*** DATA EXTRACTS ***

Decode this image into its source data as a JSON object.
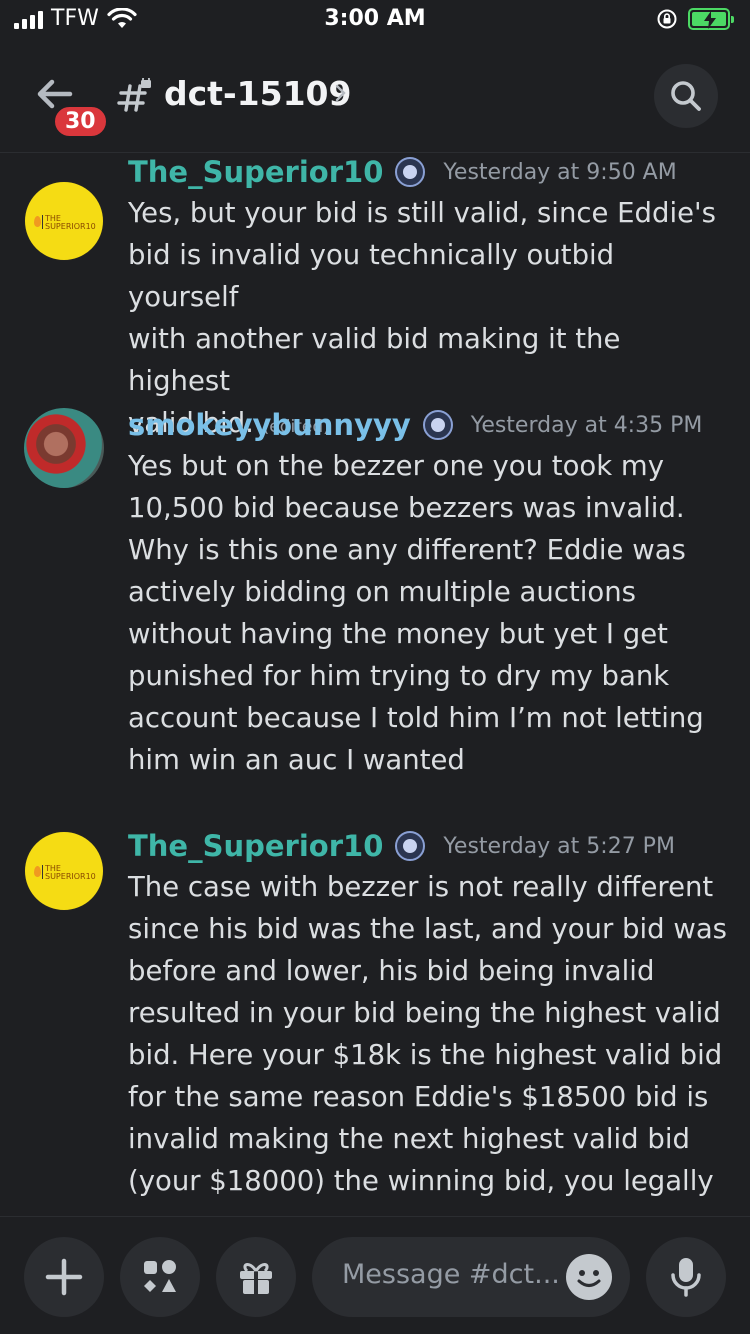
{
  "status_bar": {
    "carrier": "TFW",
    "time": "3:00 AM"
  },
  "header": {
    "back_badge": "30",
    "channel_name": "dct-15109"
  },
  "messages": [
    {
      "author": "The_Superior10",
      "avatar_text": [
        "THE",
        "SUPERIOR10"
      ],
      "timestamp": "Yesterday at 9:50 AM",
      "lines": [
        "Yes, but your bid is still valid, since Eddie's",
        "bid is invalid you technically outbid yourself",
        "with another valid bid making it the highest",
        "valid bid."
      ],
      "edited_label": "(edited)"
    },
    {
      "author": "smokeyybunnyyy",
      "timestamp": "Yesterday at 4:35 PM",
      "lines": [
        "Yes but on the bezzer one you took my",
        "10,500 bid because bezzers was invalid.",
        "Why is this one any different? Eddie was",
        "actively bidding on multiple auctions",
        "without having the money but yet I get",
        "punished for him trying to dry my bank",
        "account because I told him I’m not letting",
        "him win an auc I wanted"
      ]
    },
    {
      "author": "The_Superior10",
      "avatar_text": [
        "THE",
        "SUPERIOR10"
      ],
      "timestamp": "Yesterday at 5:27 PM",
      "lines": [
        "The case with bezzer is not really different",
        "since his bid was the last, and your bid was",
        "before and lower, his bid being invalid",
        "resulted in your bid being the highest valid",
        "bid. Here your $18k is the highest valid bid",
        "for the same reason Eddie's $18500 bid is",
        "invalid making the next highest valid bid",
        "(your $18000) the winning bid, you legally"
      ]
    }
  ],
  "composer": {
    "placeholder": "Message #dct..."
  }
}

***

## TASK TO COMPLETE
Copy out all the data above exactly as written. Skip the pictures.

## ANSWER FOR THE TASK
Decode this image into its source data as a JSON object.
{
  "status_bar": {
    "carrier": "TFW",
    "time": "3:00 AM"
  },
  "header": {
    "back_badge": "30",
    "channel_name": "dct-15109"
  },
  "messages": [
    {
      "author": "The_Superior10",
      "avatar_text": [
        "THE",
        "SUPERIOR10"
      ],
      "timestamp": "Yesterday at 9:50 AM",
      "lines": [
        "Yes, but your bid is still valid, since Eddie's",
        "bid is invalid you technically outbid yourself",
        "with another valid bid making it the highest",
        "valid bid."
      ],
      "edited_label": "(edited)"
    },
    {
      "author": "smokeyybunnyyy",
      "timestamp": "Yesterday at 4:35 PM",
      "lines": [
        "Yes but on the bezzer one you took my",
        "10,500 bid because bezzers was invalid.",
        "Why is this one any different? Eddie was",
        "actively bidding on multiple auctions",
        "without having the money but yet I get",
        "punished for him trying to dry my bank",
        "account because I told him I’m not letting",
        "him win an auc I wanted"
      ]
    },
    {
      "author": "The_Superior10",
      "avatar_text": [
        "THE",
        "SUPERIOR10"
      ],
      "timestamp": "Yesterday at 5:27 PM",
      "lines": [
        "The case with bezzer is not really different",
        "since his bid was the last, and your bid was",
        "before and lower, his bid being invalid",
        "resulted in your bid being the highest valid",
        "bid. Here your $18k is the highest valid bid",
        "for the same reason Eddie's $18500 bid is",
        "invalid making the next highest valid bid",
        "(your $18000) the winning bid, you legally"
      ]
    }
  ],
  "composer": {
    "placeholder": "Message #dct..."
  }
}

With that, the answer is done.